– Can you have a conversation that isn’t “recorded for coaching and quality reasons”? A call centre person knows
they are constantly being listened to and their performance scrutinized.
– Can you have a team lunch where you get to hang out with the people you work with? A call centre employee
can never have lunch with a friend from their call centre, as they all cover for each other when they are at lunch.
– Do you need to explain really hard to grasp concepts in 550 seconds? Do you know how hard it is to explain an
invoice in 550 seconds? 100 of those seconds are filled with the person complaining that it took 35 minutes to get
through to you, leaving 450 seconds, and 120 of those seconds is dedicated to documenting the explanation.
– Do you know everything about your organisation you work for? That includes “that nice man I spoke to 5 years
ago with an accent” name and details? A call centre employee gets asked every weird and whacky question under
the sun. They know the answers, it is their job to know the answers and then explain it in, what are we left with?
– Does your manager time every break that you have, and you cannot go overtime? Every break. On the dot.
Maybe there is a better way?
Why it’s time to value human interaction as a skill
Dare I suggest that making a human connection, that being that voice of patience and understanding on the other end of the phone is a skill we should value?
A skill that deserves to be respected.

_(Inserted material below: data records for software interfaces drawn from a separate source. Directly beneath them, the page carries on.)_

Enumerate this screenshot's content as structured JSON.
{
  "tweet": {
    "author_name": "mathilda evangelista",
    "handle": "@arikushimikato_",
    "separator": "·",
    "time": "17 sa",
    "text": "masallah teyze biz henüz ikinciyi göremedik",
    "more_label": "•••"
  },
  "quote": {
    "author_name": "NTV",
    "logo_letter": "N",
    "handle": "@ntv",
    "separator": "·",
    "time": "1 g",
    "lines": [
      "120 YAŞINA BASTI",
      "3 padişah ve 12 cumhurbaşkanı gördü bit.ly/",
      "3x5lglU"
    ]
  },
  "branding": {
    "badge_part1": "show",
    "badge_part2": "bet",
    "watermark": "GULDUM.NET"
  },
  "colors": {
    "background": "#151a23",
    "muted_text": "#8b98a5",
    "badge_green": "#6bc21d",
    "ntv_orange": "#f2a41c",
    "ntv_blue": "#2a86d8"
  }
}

It is a skill that few would have in a thankless job.
It takes empathy, knowledge, wisdom, and kindness, to embrace this role.
Ask yourself if you would survive in an environment where you cannot move from your desk, unless it is at a predetermined rostered break, that isn’t actually when you need food, but at some random time of the day that a computer calculates the queue wouldn’t be busy.
You aren’t allowed to stop and talk to a family member who called you!
Your frustration is rarely the fault of the person you are speaking to
The marketing team have just put out a TV advertisement.
You need to know everything about that advertisement because you will get calls about it.
People won’t like that the ad wasn’t diverse enough, or they didn’t like the music, and they will tell you all about that (a lot!).
The thing is, it isn’t the music you would pick, it isn’t the advertisement you would put on tv.
Business decisions are made well up the food chain, and though you may not agree with those decisions, every day you happily tell people that the reason their bill has gone up, or their internet is down, is all justifiable.
You have to have that sizzle factor.
Why professional contact centre agents deserve our respect
Regardless of their own personal feelings, stresses or pressure they’re under, they’ll put that to one side to comfort people who are crying because they can’t pay their bill.
To help calm down an angry customer who’s angry through no fault of their own.
To help resolve an issue that was not caused by their making.
They’ll go out of their way to make you feel better using empathy and understanding.
And do it call after call.
Why do they do it?
Who do they do it for?
They do it for YOU!
It is time we value these amazing people.
These amazing contact centre employees.
They provide a service that no one, except people who have walked in that role, will ever understand.
It is a hard and thankless job.
And they do it every day.
Related content you may find useful:
- Information about the Australian contact centre industry.
- Empathy statements you can use to diffuse an upset customer (the first agent would have found these helpful!).
- The Top 15 Best things about working in a contact centre.
- About the Author
- Latest Articles
An affiliative leader adept at fostering collaboration, building relationships, and driving team success. Experienced in Call Centre Design and Management as well as Learning and Development domains. Committed to excellence in the customer journey, cultivating a positive work environment, and nurturing learning.
I excel at fostering trust, motivation, and continuous learning. I strike a balance between my leadership focus and my passion for customer excellence frameworks, fostering both the growth and success of my teams.
With a commitment to creating exceptional customer experiences, I empower my team members to excel and continuously develop their skills